4 11 2018

The disclosure by Lord Hain in Parliament that Sir Philip Green was the individual who had obtained an anonymous privacy injunction against the Telegraph has once again cast doubt on the effectiveness of such injunctions against the press. Read the rest of this entry »





The Peter Hain Case: Parliamentary Privilege and Article IX of the Bill of Rights – Robert Craig

2 11 2018

Peter Hain’s decision to breach an interim injunction granted by the Court of Appeal in the case of ABC v Telegraph Media Group has caused serious concern. It is one of the cardinal rules in Parliament that members should not interfere in ongoing legal proceedings and Hain did not wait until the end of the proceedings before breaching this injunction, even though the case had been scheduled for an early full hearing. He does not appear even to have read the court judgment he saw fit to overrule, effectively. Read the rest of this entry »





Why Lord Hain was wrong to disclose Sir Philip Green’s name – Tom Double

29 10 2018

Lord Hain’s decision to name Sir Philip Green in the House of Lords as the individual who obtained an interim-injunction against the Daily Telegraph has polarised opinion.  Read the rest of this entry »





Case Law, Strasbourg: Savva Terentyev v Russia, Conviction for inciting hatred against the police violated blogger’s freedom of expression – Dirk Voorhoof

11 10 2018

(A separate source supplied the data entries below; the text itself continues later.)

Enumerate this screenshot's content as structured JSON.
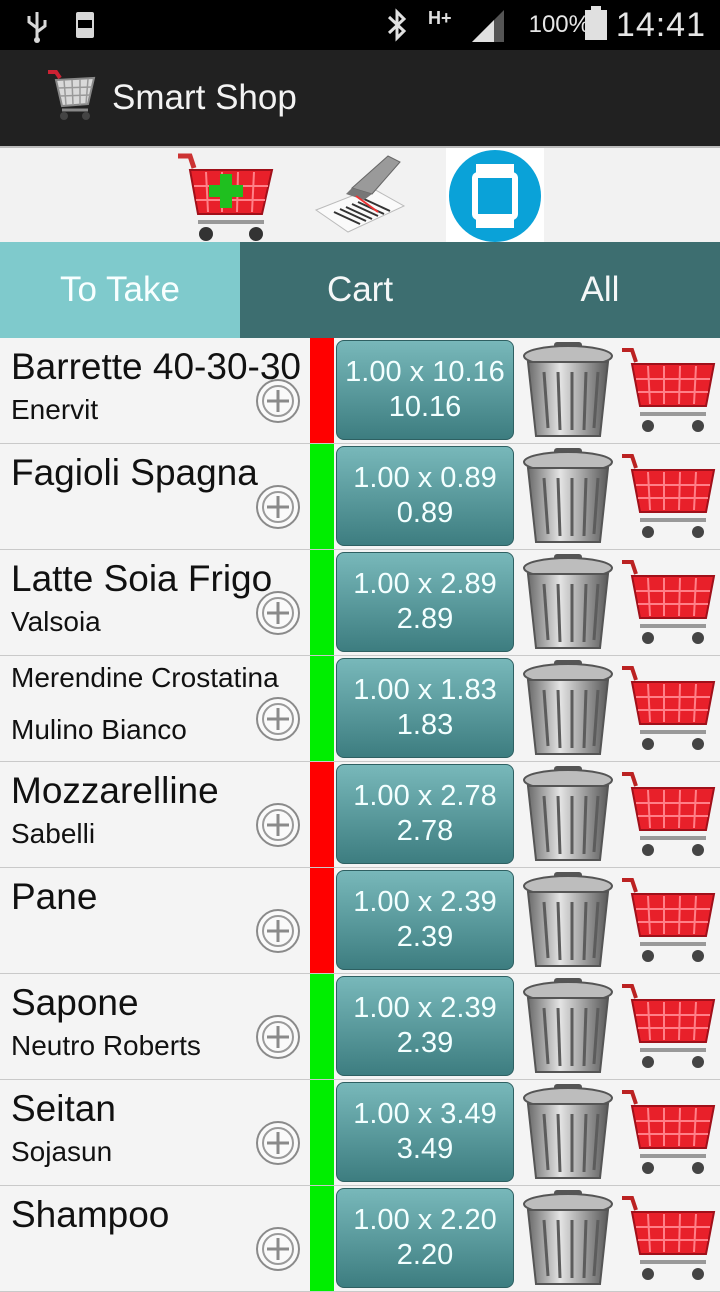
{
  "status_bar": {
    "battery_percent": "100%",
    "time": "14:41",
    "network_type": "H+"
  },
  "action_bar": {
    "title": "Smart Shop",
    "icon": "shopping-cart-icon"
  },
  "toolbar": {
    "buttons": [
      {
        "icon": "add-to-cart-icon"
      },
      {
        "icon": "barcode-scanner-icon"
      },
      {
        "icon": "smartwatch-icon"
      }
    ]
  },
  "tabs": [
    {
      "label": "To Take",
      "active": true
    },
    {
      "label": "Cart",
      "active": false
    },
    {
      "label": "All",
      "active": false
    }
  ],
  "items": [
    {
      "name": "Barrette 40-30-30",
      "brand": "Enervit",
      "qty_price": "1.00 x 10.16",
      "total": "10.16",
      "status_color": "#ff0000"
    },
    {
      "name": "Fagioli Spagna",
      "brand": "",
      "qty_price": "1.00 x 0.89",
      "total": "0.89",
      "status_color": "#00ee00"
    },
    {
      "name": "Latte Soia Frigo",
      "brand": "Valsoia",
      "qty_price": "1.00 x 2.89",
      "total": "2.89",
      "status_color": "#00ee00"
    },
    {
      "name": "Merendine Crostatina",
      "brand": "Mulino Bianco",
      "qty_price": "1.00 x 1.83",
      "total": "1.83",
      "status_color": "#00ee00"
    },
    {
      "name": "Mozzarelline",
      "brand": "Sabelli",
      "qty_price": "1.00 x 2.78",
      "total": "2.78",
      "status_color": "#ff0000"
    },
    {
      "name": "Pane",
      "brand": "",
      "qty_price": "1.00 x 2.39",
      "total": "2.39",
      "status_color": "#ff0000"
    },
    {
      "name": "Sapone",
      "brand": "Neutro Roberts",
      "qty_price": "1.00 x 2.39",
      "total": "2.39",
      "status_color": "#00ee00"
    },
    {
      "name": "Seitan",
      "brand": "Sojasun",
      "qty_price": "1.00 x 3.49",
      "total": "3.49",
      "status_color": "#00ee00"
    },
    {
      "name": "Shampoo",
      "brand": "",
      "qty_price": "1.00 x 2.20",
      "total": "2.20",
      "status_color": "#00ee00"
    }
  ]
}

In Savva Terentyev v. Russia the ECtHR has applied a very high level of free speech-protection for aggressively insulting and hostile comments about police officers, published on a weblog. The ECtHR observes that some of the wording in the blog post was offensive, insulting and virulent, but it found that the (emotional and sarcastic) comments as a whole could not be seen as inciting to hatred or violence. Read the rest of this entry »

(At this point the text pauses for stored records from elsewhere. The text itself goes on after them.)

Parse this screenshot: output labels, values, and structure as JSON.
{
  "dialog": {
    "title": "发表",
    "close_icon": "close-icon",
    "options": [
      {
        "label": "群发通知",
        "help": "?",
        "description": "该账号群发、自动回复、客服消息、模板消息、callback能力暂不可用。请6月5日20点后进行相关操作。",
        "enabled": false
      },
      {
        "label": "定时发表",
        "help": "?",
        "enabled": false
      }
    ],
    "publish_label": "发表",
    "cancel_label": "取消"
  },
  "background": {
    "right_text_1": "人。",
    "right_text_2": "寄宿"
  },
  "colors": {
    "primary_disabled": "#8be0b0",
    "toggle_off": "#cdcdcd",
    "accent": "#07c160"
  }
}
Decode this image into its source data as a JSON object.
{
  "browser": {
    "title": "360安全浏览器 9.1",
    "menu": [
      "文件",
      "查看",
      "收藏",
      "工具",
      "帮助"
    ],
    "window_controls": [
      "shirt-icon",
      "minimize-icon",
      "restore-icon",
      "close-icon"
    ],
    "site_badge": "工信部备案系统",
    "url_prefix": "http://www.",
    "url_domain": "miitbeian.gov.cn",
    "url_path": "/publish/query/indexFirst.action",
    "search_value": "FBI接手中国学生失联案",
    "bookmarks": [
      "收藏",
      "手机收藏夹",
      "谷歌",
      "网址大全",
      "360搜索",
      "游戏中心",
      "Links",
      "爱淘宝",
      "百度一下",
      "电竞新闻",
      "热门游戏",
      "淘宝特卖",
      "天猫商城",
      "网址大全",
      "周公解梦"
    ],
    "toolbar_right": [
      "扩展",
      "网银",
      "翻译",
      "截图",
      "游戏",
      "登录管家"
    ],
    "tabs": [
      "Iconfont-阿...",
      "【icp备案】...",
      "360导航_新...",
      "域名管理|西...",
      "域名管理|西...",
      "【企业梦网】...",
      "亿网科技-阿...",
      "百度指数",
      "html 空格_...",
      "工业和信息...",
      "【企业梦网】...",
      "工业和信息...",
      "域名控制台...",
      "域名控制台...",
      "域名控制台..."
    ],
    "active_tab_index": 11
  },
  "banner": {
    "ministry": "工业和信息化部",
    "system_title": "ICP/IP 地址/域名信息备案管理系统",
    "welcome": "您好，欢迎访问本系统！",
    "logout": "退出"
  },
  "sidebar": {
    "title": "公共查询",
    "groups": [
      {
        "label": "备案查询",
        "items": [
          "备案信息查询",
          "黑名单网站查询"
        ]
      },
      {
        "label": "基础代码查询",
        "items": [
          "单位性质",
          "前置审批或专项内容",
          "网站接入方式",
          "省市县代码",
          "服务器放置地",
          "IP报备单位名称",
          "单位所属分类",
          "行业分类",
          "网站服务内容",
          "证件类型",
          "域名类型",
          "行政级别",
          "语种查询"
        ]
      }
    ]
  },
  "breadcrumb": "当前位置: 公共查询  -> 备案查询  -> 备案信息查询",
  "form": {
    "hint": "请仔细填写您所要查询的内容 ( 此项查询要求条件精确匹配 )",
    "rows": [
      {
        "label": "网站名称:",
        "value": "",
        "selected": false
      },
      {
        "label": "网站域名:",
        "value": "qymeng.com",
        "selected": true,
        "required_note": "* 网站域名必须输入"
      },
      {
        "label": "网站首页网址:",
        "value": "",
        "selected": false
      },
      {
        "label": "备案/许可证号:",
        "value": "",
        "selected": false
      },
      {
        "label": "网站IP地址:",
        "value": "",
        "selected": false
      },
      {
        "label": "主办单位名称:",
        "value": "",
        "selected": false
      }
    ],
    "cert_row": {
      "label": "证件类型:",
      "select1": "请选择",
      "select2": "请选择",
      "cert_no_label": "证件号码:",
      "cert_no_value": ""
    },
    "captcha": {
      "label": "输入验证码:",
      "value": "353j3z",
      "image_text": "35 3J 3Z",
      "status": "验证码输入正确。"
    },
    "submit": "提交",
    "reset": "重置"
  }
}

A Lord Chamberlain for the internet? Thanks, but no thanks – Graham Smith

10 10 2018

This summer marked the fiftieth anniversary of the Theatres Act 1968, the legislation that freed the theatres from the censorious hand of the Lord Chamberlain of Her Majesty’s Household. Thereafter theatres needed to concern themselves only with the general laws governing speech. In addition they were granted a public good defence to obscenity and immunity from common law offences against public morality. Read the rest of this entry »





Book: The Internet, Warts and All: Free Speech, Privacy and Truth – Paul Bernal

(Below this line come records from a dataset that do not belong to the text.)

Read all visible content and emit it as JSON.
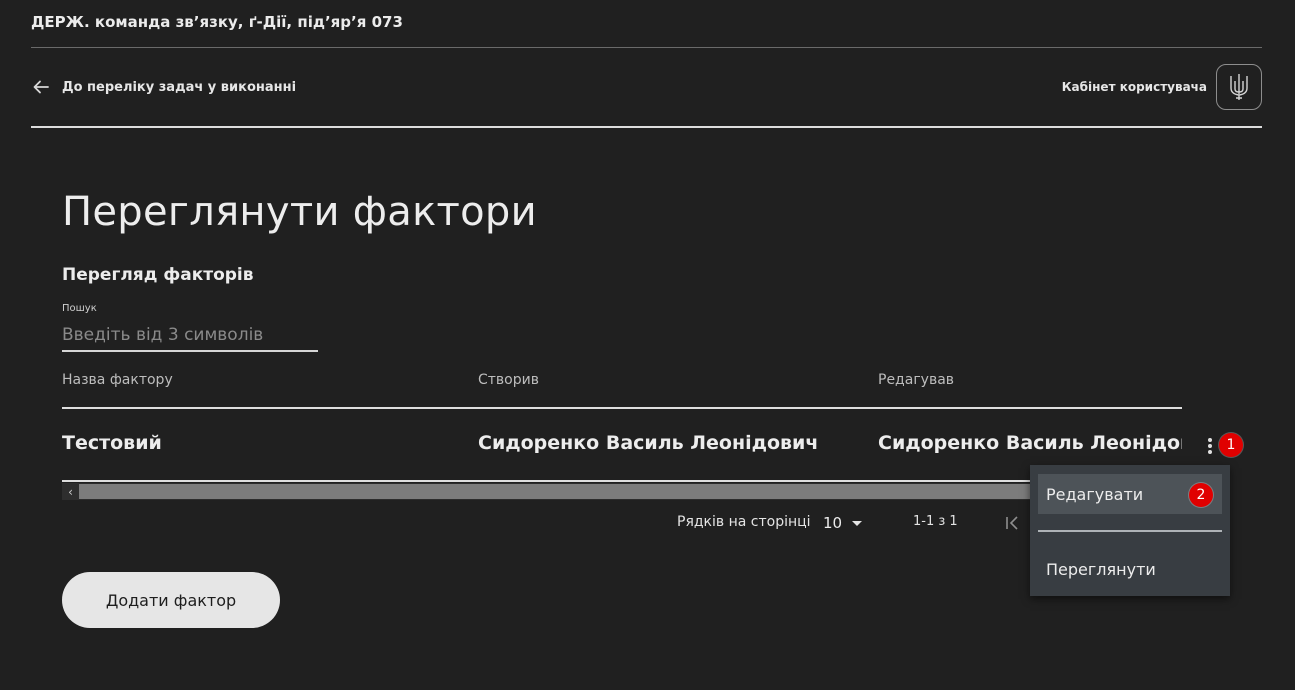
{
  "header": {
    "org_title": "ДЕРЖ. команда зв’язку, ґ-Дії, під’яр’я 073"
  },
  "nav": {
    "back_label": "До переліку задач у виконанні",
    "cabinet_label": "Кабінет користувача",
    "emblem_icon": "trident-emblem-icon"
  },
  "main": {
    "title": "Переглянути фактори",
    "section_title": "Перегляд факторів",
    "search": {
      "label": "Пошук",
      "placeholder": "Введіть від 3 символів",
      "value": ""
    },
    "table": {
      "columns": [
        "Назва фактору",
        "Створив",
        "Редагував"
      ],
      "rows": [
        [
          "Тестовий",
          "Сидоренко Василь Леонідович",
          "Сидоренко Василь Леонідович"
        ]
      ]
    },
    "pagination": {
      "rows_per_page_label": "Рядків на сторінці",
      "rows_per_page_value": "10",
      "range_label": "1-1 з 1"
    },
    "add_button_label": "Додати фактор"
  },
  "row_menu": {
    "items": [
      "Редагувати",
      "Переглянути"
    ]
  },
  "annotations": {
    "badge_1": "1",
    "badge_2": "2"
  },
  "colors": {
    "background": "#202020",
    "menu_background": "#383d42",
    "badge": "#e00000",
    "button": "#e6e6e6"
  }
}
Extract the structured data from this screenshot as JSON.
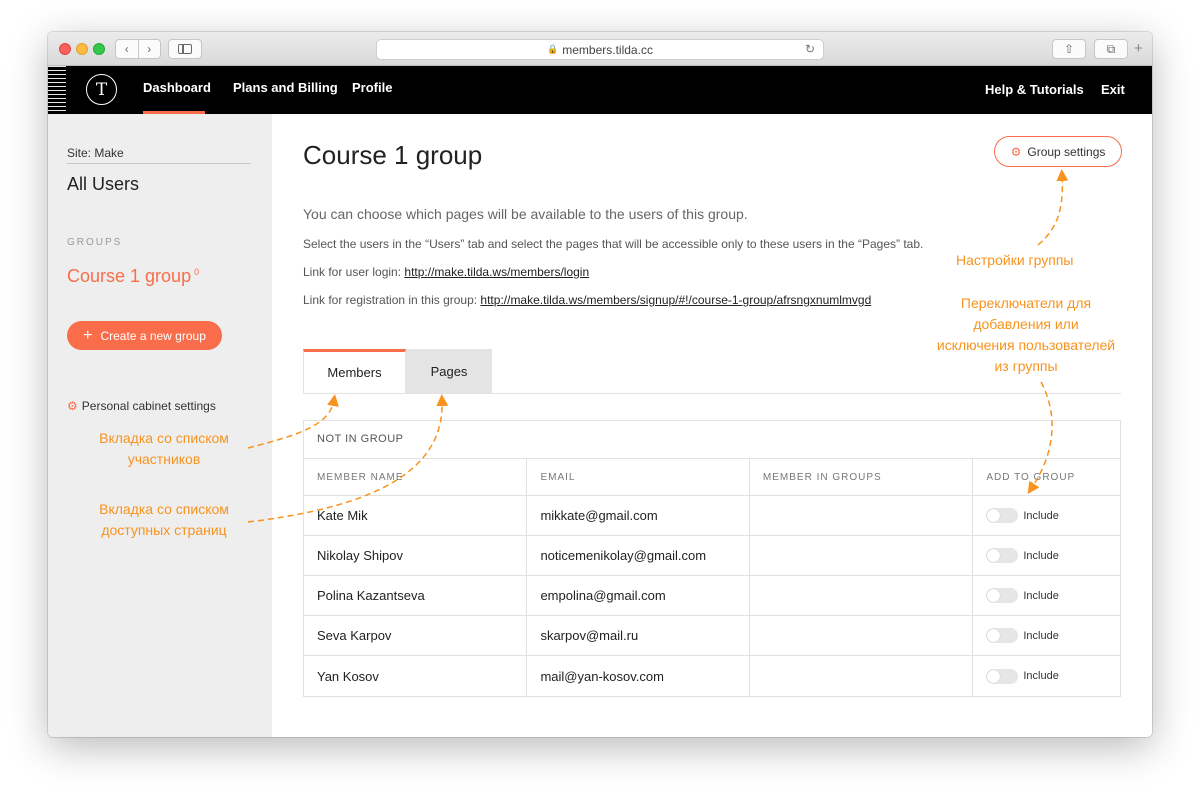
{
  "browser": {
    "url": "members.tilda.cc",
    "back_glyph": "‹",
    "forward_glyph": "›",
    "reload_glyph": "↻",
    "lock_glyph": "🔒",
    "share_glyph": "⇧",
    "tabs_glyph": "⧉",
    "new_tab_glyph": "+"
  },
  "appbar": {
    "logo_glyph": "T",
    "nav": [
      "Dashboard",
      "Plans and Billing",
      "Profile"
    ],
    "help_label": "Help & Tutorials",
    "exit_label": "Exit"
  },
  "sidebar": {
    "site_label": "Site: Make",
    "all_users": "All Users",
    "groups_heading": "GROUPS",
    "group_name": "Course 1 group",
    "group_count": "0",
    "create_group_label": "Create a new group",
    "cabinet_settings_label": "Personal cabinet settings"
  },
  "main": {
    "title": "Course 1 group",
    "group_settings_label": "Group settings",
    "lead": "You can choose which pages will be available to the users of this group.",
    "select_instruction": "Select the users in the “Users” tab and select the pages that will be accessible only to these users in the “Pages” tab.",
    "login_prefix": "Link for user login: ",
    "login_url": "http://make.tilda.ws/members/login",
    "reg_prefix": "Link for registration in this group: ",
    "reg_url": "http://make.tilda.ws/members/signup/#!/course-1-group/afrsngxnumlmvgd",
    "tabs": [
      "Members",
      "Pages"
    ]
  },
  "table": {
    "section_title": "NOT IN GROUP",
    "headers": [
      "MEMBER NAME",
      "EMAIL",
      "MEMBER IN GROUPS",
      "ADD TO GROUP"
    ],
    "rows": [
      {
        "name": "Kate Mik",
        "email": "mikkate@gmail.com",
        "groups": "",
        "toggle": "Include"
      },
      {
        "name": "Nikolay Shipov",
        "email": "noticemenikolay@gmail.com",
        "groups": "",
        "toggle": "Include"
      },
      {
        "name": "Polina Kazantseva",
        "email": "empolina@gmail.com",
        "groups": "",
        "toggle": "Include"
      },
      {
        "name": "Seva Karpov",
        "email": "skarpov@mail.ru",
        "groups": "",
        "toggle": "Include"
      },
      {
        "name": "Yan Kosov",
        "email": "mail@yan-kosov.com",
        "groups": "",
        "toggle": "Include"
      }
    ]
  },
  "annotations": {
    "members_tab_line1": "Вкладка со списком",
    "members_tab_line2": "участников",
    "pages_tab_line1": "Вкладка со списком",
    "pages_tab_line2": "доступных страниц",
    "group_settings": "Настройки группы",
    "toggles_line1": "Переключатели для",
    "toggles_line2": "добавления или",
    "toggles_line3": "исключения пользователей",
    "toggles_line4": "из группы"
  },
  "colors": {
    "accent": "#f96d4a",
    "annotation": "#f7931e",
    "appbar_bg": "#000000",
    "sidebar_bg": "#eeeeee"
  }
}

7 10 2018

My new book, the Internet, Warts and All was published in August. The subtitle – Free Speech, Privacy and Truth – gives and indication of its subject matter and scope: this is a wide-ranging, broad-brush book covering a great variety of different subjects, from some of the theoretical background to free speech, privacy and truth to specific subjects – there’s a chapter on surveillance, another on trolling, and one whose main subject is fake news. Read the rest of this entry »





Case Law, Strasbourg: Mariya Alekhina v. Russia, Pussy Riot, the right to protest and to criticise the President, and the Patriarch – Dirk Voorhoof

18 09 2018

In its judgment of 17 July 2018 the ECtHR has found various violations of the rights of the members of the feminist punk band Pussy Riot. The ECtHR found violations under Article 3 (prohibition of inhuman or degrading treatment), Article 5 § 3 (right to liberty and security) and 6 §§ 1 and 3 (c) ECHR (right to fair trial), in relation to the conditions of their transportation and detention in the courthouse, their pre-trial detention, the treatment during the court hearings (being exposed to public view in a glass dock surrounded by armed police), and restrictions to legal assistance. Read the rest of this entry »